Related: A reader last night asked me what I thought of Peggy Noonan’s piece. I think she made a few good points, but her suggestion of a vague “elevation” of women and the young does not appear to take into account just how “elevated” women have become. A cleric recently pointed out to me:
“In the Brooklyn Diocese, women are in charge of the office that deals with abuse cases — it was a nun who came to our parish to tell us about [an accused priest], and it’s another nun who oversees the VIRTUS training program and makes sure that all parishes are in compliance. In a number of dioceses, they also have women serving as chancellor — in effect, the second most powerful person, after the bishop.”
It may be a popular meme, but the truth is ordaining women is not a magic elixir against the problem of abuse, or of closed-ranks clericalism. A female Episcopal priest writes here, that the effect in her church has been decidedly mixed.
I thought it odd in the extreme that Noonan could write a whole piece on this crisis and not once mention the pope who has done the most to address it. Benedict is completely absent from her piece and I couldn’t help but wonder if she was feeling he was “too hot” to stand up for. If so, she has contributed to the toxicity of a narrative, when she could have assisted in administering some antidote. But two of my correspondents were of an opinion that I think I agree with.
From a male: “I’m coming to agree, more and more, that the all-male celibate priesthood isn’t the problem — it’s the culture surrounding it. Women can be just as ambitious, conniving, secretive and exclusionary.

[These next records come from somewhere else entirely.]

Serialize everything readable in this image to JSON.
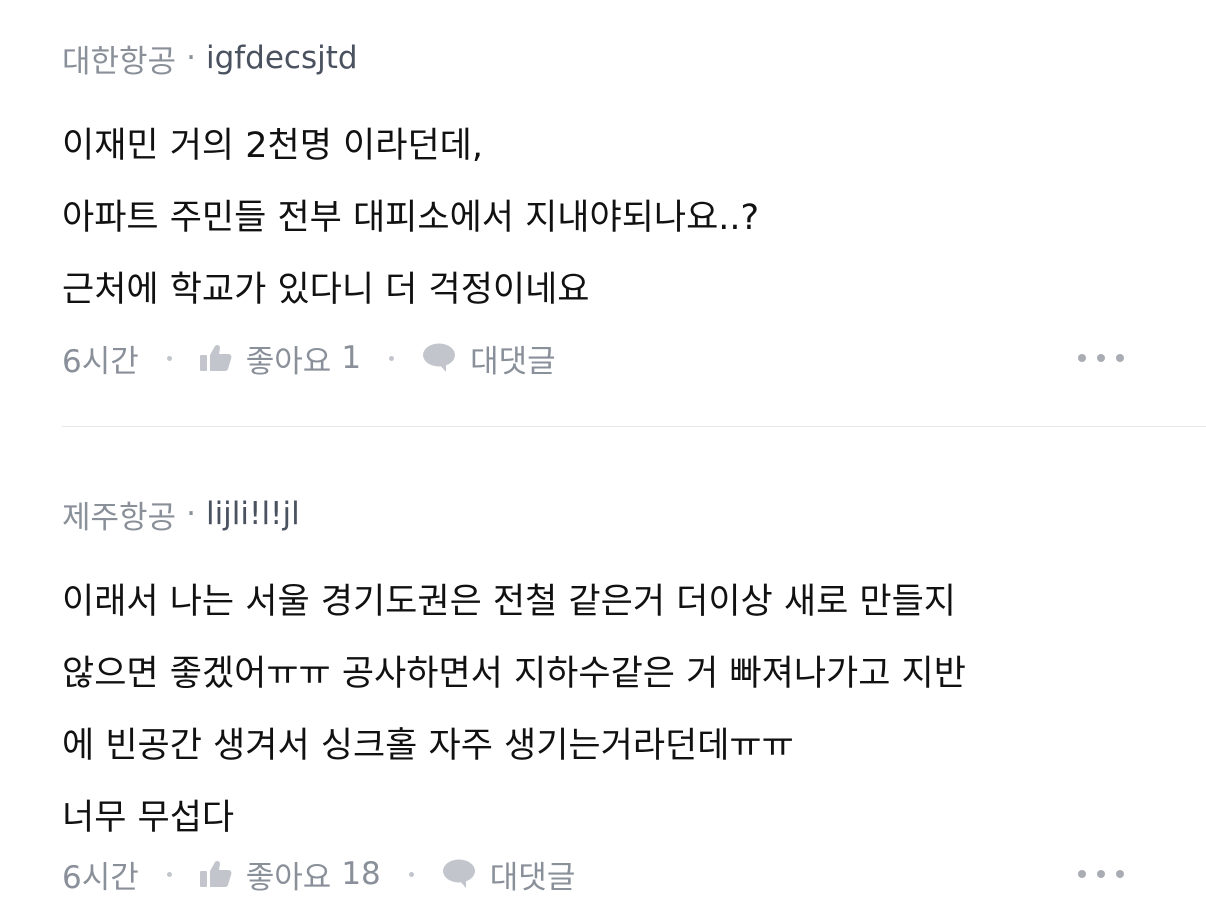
{
  "comments": [
    {
      "company": "대한항공",
      "separator": "·",
      "username": "igfdecsjtd",
      "text": "이재민 거의 2천명 이라던데,\n아파트 주민들 전부 대피소에서 지내야되나요..?\n근처에 학교가 있다니 더 걱정이네요",
      "time": "6시간",
      "like_label": "좋아요",
      "like_count": "1",
      "reply_label": "대댓글"
    },
    {
      "company": "제주항공",
      "separator": "·",
      "username": "lijli!l!jl",
      "text": "이래서 나는 서울 경기도권은 전철 같은거 더이상 새로 만들지\n않으면 좋겠어ㅠㅠ 공사하면서 지하수같은 거 빠져나가고 지반\n에 빈공간 생겨서 싱크홀 자주 생기는거라던데ㅠㅠ\n너무 무섭다",
      "time": "6시간",
      "like_label": "좋아요",
      "like_count": "18",
      "reply_label": "대댓글"
    }
  ],
  "icons": {
    "like": "thumbs-up-icon",
    "reply": "speech-bubble-icon",
    "more": "more-dots-icon"
  },
  "colors": {
    "meta_text": "#8a9099",
    "username": "#4a5260",
    "body_text": "#111111",
    "icon": "#c2c6cc",
    "divider": "#e6e8eb"
  }
}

As someone who worked in Washington, Noonan should understand that.”
From a female: “Saying that the answer is to promote the young and have women everywhere at the Vatican? Right. Because JFK and Obama make such sterling statements for youth leading wisely and Hilary Clinton and Nancy Pelosi prove that women can’t go wrong when its a life issue dealing with children.”
As a good friend would say: “hotsy-totsy! Ouch!”
Lots more to read. We’re still waiting on the full transcripts of Benedict’s tantalizing and impromptu remarks from yesterday.
Julie at Happy Catholic has a round-up of sorts. She is too generous in her remarks touching me, but otherwise, that’s a sturdy resource page.
Edward T. Oakes, S.J.: The Moral Consequences of Episcopal Sin
William McGurn: The Pope and the New York Times
Peter Brown: Is the Church too big?
Unrelated, but interesting:
Nebraska Outlaws Late Term Abortions: Because fetuses feel pain Barely covered in media.
My Benedictine Brothers: Retranslating the Grail Psalms
Msgr. Charles Pope: There is a Force to Holiness
Joe Carter: Four Reasons You Might Be Aborted
Crittenden: Not the rich, nor the powerful
David Mills: the “unfairly demonized” church
7,500 shoppers: Sold their souls to the Devil, online
The Aquinas Conquest
The Death of the Church: Greatly exaggerated
Crescat: Her long-anticipated trip to Malta to see Benedict may be canceled due to volcanic ash
What a picture!: Reminds me of the devil screaming from the abyss as Christ dies on the cross